Project and Account Managers

Project and Account Managers

Ask Andi: How do project and account managers work together? We’ve picked up a number of new clients and we’re running into coordination problems. Most of our staff is technical. We’re seeing the need for our people to support multiple clients. How do you suggest we organize for the next round of growth?

Thoughts of the Day:  Project and account managers have different responsibilities. Project managers work with department teams to complete a finished product. Account managers work with clients to determine their needs regarding products and services. Keeping work on track is a critical skill and requires both technical knowledge and the ability to communicate. Set up measures that help you ensure work is done on time, according to standard.

Project and account managers

Project and account managers consider the following two ways to tackle keeping the workload on track. One is managing the projects from start to finish. The other is working with clients to identify and plan out needs.

Managing projects from beginning to end is about thinking internally. Keeping track of the workload, and knowing what skills are needed and who is available are all pieces of the puzzle. It’s essential that anyone assigned to manage projects is able to use a calendar and keep track of multiple projects, personnel assignments, and priorities.
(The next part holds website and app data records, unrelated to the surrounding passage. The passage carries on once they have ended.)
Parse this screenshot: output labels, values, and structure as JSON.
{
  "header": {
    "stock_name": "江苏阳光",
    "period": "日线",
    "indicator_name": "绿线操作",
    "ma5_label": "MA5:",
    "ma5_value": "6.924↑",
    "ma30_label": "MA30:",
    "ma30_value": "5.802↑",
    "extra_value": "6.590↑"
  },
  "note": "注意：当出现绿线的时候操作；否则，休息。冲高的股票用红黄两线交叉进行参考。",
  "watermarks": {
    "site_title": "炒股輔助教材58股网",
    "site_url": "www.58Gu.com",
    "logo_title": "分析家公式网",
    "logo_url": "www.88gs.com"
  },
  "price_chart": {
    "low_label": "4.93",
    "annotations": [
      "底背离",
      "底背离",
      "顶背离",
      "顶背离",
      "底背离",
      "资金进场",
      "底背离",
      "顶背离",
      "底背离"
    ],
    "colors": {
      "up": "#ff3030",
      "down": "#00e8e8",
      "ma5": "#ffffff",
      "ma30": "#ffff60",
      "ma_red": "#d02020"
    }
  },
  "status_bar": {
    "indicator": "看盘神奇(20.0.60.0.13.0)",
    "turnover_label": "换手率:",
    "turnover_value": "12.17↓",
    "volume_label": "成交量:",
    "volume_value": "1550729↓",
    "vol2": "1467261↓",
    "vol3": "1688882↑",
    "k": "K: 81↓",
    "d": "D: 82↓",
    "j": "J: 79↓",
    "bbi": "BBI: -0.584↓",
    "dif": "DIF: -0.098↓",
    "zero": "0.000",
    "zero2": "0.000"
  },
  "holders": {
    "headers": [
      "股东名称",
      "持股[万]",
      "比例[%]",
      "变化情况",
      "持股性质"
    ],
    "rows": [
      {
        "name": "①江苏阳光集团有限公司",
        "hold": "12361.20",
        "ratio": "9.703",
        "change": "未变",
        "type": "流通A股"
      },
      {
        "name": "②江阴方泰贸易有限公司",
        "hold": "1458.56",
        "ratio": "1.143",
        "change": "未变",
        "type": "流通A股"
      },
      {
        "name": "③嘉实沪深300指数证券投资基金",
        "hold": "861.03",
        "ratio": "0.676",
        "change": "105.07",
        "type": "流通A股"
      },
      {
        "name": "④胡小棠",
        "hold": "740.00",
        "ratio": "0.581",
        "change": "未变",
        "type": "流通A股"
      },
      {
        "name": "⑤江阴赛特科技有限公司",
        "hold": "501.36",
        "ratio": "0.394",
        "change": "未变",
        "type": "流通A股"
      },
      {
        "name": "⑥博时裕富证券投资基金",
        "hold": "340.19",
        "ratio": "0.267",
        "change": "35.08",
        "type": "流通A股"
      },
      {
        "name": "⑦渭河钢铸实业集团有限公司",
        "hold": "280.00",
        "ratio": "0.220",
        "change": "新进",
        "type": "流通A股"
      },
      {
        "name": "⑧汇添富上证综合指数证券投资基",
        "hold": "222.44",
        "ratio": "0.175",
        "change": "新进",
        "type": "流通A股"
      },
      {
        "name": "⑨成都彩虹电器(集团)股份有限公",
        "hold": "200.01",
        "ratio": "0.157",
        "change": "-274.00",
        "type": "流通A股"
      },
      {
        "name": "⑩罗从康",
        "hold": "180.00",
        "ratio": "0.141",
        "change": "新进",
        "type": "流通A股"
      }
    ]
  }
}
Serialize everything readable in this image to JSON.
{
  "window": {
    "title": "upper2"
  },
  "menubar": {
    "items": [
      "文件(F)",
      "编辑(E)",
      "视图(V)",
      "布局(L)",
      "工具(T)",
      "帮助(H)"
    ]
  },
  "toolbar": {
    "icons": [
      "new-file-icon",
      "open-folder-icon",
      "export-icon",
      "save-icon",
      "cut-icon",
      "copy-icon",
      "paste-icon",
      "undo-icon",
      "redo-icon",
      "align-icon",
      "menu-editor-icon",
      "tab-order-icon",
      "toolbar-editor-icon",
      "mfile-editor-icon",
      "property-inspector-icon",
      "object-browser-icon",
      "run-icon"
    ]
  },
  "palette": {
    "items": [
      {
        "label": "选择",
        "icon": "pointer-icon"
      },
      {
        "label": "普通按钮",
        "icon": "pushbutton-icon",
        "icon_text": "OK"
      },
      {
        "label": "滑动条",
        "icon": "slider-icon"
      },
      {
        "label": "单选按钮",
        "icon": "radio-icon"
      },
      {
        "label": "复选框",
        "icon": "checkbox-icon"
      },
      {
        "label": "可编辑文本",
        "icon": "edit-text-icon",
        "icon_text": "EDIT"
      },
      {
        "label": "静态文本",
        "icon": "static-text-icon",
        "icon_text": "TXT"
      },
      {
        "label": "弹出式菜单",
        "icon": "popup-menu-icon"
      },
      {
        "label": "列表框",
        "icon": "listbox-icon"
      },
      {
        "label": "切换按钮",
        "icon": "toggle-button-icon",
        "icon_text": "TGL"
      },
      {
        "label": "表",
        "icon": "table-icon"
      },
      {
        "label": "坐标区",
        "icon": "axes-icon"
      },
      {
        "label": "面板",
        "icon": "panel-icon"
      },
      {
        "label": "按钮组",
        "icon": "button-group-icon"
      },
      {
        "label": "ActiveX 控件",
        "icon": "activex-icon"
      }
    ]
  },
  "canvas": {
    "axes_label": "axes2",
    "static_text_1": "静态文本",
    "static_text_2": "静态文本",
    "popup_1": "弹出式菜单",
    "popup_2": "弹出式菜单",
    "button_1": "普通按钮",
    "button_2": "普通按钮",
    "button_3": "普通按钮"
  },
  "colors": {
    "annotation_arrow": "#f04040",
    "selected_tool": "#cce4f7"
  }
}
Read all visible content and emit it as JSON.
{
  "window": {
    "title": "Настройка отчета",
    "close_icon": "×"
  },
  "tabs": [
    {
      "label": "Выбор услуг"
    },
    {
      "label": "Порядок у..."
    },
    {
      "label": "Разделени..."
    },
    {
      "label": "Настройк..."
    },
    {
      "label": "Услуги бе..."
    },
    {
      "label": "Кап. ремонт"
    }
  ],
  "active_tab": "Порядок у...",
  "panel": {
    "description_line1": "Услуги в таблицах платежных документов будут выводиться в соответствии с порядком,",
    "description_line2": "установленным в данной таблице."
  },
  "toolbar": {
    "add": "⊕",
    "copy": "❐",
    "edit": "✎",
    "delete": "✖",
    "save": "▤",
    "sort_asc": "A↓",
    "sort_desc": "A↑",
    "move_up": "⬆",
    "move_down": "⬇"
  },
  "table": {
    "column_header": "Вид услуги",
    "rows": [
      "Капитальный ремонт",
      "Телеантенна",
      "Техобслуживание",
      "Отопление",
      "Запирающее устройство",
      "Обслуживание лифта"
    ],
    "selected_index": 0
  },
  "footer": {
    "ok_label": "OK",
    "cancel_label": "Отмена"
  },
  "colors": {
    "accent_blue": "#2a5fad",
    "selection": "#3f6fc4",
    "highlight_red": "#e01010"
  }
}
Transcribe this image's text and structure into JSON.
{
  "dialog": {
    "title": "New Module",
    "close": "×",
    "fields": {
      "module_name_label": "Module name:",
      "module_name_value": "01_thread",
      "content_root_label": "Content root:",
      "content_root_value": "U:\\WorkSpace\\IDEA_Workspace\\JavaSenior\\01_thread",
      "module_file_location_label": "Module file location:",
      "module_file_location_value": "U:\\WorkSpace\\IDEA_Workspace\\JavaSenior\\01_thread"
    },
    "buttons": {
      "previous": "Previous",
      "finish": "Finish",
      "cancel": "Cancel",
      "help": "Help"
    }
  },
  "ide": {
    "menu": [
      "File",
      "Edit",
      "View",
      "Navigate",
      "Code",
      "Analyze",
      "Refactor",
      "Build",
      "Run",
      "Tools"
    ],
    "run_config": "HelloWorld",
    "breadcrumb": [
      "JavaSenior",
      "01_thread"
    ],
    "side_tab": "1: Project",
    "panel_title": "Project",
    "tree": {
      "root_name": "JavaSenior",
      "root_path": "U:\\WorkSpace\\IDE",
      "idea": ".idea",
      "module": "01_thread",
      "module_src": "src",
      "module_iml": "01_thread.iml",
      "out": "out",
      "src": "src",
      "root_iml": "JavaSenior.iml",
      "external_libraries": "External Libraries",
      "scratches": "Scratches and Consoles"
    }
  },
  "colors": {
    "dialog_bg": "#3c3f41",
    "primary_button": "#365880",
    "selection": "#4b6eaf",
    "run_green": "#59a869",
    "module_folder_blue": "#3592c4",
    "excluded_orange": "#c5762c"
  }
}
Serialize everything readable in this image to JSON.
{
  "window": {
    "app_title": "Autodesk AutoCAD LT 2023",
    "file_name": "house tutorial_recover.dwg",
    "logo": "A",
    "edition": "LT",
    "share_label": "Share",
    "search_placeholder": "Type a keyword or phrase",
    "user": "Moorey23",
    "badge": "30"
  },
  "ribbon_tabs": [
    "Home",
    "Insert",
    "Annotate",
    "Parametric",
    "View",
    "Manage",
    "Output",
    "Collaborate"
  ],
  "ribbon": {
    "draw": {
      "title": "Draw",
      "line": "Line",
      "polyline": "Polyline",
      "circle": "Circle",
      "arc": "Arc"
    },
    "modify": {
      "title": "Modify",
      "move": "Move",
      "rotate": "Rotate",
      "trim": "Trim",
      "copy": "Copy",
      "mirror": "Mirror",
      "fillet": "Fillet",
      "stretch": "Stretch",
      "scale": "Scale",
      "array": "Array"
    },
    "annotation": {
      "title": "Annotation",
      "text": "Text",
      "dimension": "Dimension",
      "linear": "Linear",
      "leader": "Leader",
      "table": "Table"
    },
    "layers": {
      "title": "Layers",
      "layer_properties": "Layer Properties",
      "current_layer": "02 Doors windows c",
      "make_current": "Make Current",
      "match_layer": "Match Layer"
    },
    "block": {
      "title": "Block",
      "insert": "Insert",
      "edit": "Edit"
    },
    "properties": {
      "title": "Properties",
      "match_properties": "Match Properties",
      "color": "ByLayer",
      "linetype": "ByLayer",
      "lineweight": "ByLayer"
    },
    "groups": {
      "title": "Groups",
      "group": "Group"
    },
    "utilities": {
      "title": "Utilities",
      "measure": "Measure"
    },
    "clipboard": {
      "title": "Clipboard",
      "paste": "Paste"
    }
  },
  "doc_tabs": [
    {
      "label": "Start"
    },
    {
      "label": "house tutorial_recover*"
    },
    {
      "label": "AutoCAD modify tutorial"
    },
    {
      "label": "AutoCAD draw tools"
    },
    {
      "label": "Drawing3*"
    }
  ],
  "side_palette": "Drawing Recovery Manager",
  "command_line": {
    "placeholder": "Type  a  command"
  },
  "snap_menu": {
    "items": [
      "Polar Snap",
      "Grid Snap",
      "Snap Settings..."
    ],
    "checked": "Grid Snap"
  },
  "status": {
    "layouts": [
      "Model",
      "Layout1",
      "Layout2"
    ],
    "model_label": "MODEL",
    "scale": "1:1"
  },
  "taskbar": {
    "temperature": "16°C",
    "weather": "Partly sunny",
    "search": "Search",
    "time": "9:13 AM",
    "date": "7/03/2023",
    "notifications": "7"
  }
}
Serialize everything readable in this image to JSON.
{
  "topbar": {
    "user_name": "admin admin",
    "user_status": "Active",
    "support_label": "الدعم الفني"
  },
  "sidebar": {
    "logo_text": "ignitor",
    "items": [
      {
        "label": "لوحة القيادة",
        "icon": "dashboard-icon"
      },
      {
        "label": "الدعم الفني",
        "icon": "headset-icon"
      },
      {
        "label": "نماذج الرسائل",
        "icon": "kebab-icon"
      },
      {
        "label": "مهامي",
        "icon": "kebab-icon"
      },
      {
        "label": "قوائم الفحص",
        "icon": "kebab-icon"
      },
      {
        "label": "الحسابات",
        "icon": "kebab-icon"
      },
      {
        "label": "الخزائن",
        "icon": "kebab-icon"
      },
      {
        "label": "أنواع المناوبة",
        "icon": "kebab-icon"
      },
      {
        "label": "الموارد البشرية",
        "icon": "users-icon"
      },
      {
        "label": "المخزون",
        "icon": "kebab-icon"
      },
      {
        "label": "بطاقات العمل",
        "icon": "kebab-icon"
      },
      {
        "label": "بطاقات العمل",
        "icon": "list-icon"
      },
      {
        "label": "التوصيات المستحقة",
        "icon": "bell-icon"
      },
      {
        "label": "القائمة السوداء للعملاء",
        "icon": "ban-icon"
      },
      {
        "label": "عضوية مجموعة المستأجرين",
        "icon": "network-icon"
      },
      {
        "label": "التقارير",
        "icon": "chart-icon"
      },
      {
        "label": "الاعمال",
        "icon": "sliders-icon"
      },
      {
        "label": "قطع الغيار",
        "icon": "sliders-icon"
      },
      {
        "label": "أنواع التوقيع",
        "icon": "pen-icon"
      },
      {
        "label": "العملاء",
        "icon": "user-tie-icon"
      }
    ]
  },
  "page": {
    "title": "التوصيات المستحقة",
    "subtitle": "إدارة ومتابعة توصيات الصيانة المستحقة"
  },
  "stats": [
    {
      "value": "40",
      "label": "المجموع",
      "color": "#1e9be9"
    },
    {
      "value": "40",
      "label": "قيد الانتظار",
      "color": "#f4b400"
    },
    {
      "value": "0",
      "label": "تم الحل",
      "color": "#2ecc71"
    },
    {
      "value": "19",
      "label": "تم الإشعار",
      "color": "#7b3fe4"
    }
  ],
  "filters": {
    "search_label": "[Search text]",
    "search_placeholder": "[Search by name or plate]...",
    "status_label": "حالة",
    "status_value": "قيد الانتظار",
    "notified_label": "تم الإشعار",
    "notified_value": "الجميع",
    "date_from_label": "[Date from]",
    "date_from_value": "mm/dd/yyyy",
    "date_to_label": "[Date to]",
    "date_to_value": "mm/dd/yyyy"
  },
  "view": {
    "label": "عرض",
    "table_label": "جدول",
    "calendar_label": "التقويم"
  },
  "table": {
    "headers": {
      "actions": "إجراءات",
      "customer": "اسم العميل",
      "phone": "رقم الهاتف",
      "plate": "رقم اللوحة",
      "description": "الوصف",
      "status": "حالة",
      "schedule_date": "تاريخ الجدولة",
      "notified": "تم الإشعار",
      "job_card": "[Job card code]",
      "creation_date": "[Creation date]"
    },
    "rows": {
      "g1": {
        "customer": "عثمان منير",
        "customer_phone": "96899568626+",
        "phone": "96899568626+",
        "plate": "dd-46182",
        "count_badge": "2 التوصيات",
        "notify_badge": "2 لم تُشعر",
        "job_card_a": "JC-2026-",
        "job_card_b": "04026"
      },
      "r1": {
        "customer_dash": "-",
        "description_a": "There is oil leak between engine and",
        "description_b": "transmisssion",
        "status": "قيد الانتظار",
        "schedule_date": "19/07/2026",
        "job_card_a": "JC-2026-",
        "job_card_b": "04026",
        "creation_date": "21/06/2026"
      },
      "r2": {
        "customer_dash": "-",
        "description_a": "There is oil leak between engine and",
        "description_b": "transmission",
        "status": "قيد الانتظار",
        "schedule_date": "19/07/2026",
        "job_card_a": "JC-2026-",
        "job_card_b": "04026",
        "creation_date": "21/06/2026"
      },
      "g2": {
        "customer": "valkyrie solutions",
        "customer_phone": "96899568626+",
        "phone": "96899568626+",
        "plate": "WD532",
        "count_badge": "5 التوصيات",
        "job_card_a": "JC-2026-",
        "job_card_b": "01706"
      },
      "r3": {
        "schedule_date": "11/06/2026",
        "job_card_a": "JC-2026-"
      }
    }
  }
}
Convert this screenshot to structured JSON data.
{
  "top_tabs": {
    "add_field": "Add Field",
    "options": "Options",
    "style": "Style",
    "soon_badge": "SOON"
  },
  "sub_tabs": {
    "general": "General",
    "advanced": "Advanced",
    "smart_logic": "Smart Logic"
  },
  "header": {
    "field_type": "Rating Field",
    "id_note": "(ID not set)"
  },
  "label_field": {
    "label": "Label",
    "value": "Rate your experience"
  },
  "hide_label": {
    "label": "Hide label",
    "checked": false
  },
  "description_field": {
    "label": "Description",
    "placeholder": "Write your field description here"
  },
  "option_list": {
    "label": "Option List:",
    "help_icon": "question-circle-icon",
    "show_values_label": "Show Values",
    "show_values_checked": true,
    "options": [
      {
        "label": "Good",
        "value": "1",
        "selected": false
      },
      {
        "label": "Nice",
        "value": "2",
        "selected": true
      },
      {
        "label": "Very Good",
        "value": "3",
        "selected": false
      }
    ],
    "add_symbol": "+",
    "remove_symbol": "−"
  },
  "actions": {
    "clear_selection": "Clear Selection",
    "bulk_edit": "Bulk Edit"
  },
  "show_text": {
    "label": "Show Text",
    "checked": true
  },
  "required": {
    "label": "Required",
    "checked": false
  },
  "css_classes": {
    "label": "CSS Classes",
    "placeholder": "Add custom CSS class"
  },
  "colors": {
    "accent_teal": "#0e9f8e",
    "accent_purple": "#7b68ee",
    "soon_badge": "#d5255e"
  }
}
The project manager has to plan and check off the completion of assignments day to day, week to week, and month to month.

Account management is the external piece of the picture. The account manager must be able to look at clients’ current and long-term needs. It’s essential that the person holding this job is able to effectively communicate priorities, budgets, and timelines. Account manager positions may be less technically oriented than project manager jobs, with greater emphasis on communication and sales-related skills.

Often account managers have quotas for expanding an existing book of business. They meet the quota by identifying new contacts and opportunities within existing accounts that they have been assigned to manage. In order to grow the base of business, the account manager has to be able to “ask for the order” and negotiate terms with the client

Some companies can afford both positions – project manager and account manager. In that case, the two people should work closely together to figure out how to meet client demands, organize workflow priorities, plan upcoming assignments, and communicate with staff and clients about job status.

Perform different tasks, but work closely together

When the company can only afford one position, decide where to put the emphasis. On internal coordination or client expansion? With an active flow of clients requests, focus on project management. To gain more sales from existing clients, hire an account manager and assign sales goals.

Job skills for both positions include the ability to communicate internally and externally. Both in writing and verbally. Be sure internal people understand what you ask them to do. And where you expect them to show up if you rotate from one client site to another. Assign projects to match individuals’ technical skills. Externally, they let clients know who, what, and when. Who will be doing the work, what work will be done, and when to expect and carry out that work.

Make it easier to plan out work by defining typical projects that the company works on. Make a list of the most common types of work that clients request. Work out a typical timeline. Define what on-the-job skills are needed. Create and review a checklist when the job is done. Train individuals or teams to handle specific types of projects.

If you can’t afford both a project manager and an account manager, pair up a project manager with someone on the sales force. Ask the salesperson to provide support building proposals, negotiating with clients, and “asking for the order”. Put the project manager in charge of managing the workload. Consider giving the project manager a bonus for meeting or exceeding the quota for work successfully completed, in order to keep everyone’s eye on the important goal of profitable growth.

Looking for a good book?

Absolute Beginner’s Guide to Project Management, by Greg Horine.